## [Task description]
Scan the material for the word "text" and return every matching line.

## [Provided records]
+---+
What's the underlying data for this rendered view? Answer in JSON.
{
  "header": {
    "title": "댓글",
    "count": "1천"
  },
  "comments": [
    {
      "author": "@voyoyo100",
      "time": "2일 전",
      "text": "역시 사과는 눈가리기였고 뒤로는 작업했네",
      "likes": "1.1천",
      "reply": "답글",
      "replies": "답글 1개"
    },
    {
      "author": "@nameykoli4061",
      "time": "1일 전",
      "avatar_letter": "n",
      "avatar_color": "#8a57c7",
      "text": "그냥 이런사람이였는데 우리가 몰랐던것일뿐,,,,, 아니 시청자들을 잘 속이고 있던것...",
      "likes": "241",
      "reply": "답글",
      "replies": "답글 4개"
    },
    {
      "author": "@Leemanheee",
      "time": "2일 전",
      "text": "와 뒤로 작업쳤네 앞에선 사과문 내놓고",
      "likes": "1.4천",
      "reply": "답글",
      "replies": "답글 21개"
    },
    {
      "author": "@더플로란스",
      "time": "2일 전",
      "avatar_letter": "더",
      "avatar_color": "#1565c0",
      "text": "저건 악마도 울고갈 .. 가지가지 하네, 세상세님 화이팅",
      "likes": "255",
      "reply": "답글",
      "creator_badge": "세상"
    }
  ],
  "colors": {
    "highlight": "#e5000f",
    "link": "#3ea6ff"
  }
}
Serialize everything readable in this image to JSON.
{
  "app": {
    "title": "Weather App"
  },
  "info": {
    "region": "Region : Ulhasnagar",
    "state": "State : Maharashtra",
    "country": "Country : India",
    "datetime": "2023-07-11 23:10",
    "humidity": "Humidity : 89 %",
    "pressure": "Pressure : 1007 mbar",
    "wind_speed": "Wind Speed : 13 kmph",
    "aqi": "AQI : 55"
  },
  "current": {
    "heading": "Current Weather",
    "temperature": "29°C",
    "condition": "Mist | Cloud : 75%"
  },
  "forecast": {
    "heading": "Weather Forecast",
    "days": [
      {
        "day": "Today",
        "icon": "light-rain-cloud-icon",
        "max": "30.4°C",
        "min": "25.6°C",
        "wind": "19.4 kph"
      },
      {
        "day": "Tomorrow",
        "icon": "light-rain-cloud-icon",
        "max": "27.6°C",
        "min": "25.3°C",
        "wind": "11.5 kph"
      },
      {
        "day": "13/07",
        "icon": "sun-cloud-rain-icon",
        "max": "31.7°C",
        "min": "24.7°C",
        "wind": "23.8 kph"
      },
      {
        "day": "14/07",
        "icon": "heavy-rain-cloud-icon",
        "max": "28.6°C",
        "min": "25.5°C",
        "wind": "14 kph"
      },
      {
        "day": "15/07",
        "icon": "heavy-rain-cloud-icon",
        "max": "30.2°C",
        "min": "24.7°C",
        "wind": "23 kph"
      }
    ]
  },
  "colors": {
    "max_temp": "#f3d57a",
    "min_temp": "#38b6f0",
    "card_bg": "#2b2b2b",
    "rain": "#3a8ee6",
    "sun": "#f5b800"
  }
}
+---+
## [Solution to this task]
      "text": "역시 사과는 눈가리기였고 뒤로는 작업했네",
      "text": "그냥 이런사람이였는데 우리가 몰랐던것일뿐,,,,, 아니 시청자들을 잘 속이고 있던것...",
      "text": "와 뒤로 작업쳤네 앞에선 사과문 내놓고",
      "text": "저건 악마도 울고갈 .. 가지가지 하네, 세상세님 화이팅",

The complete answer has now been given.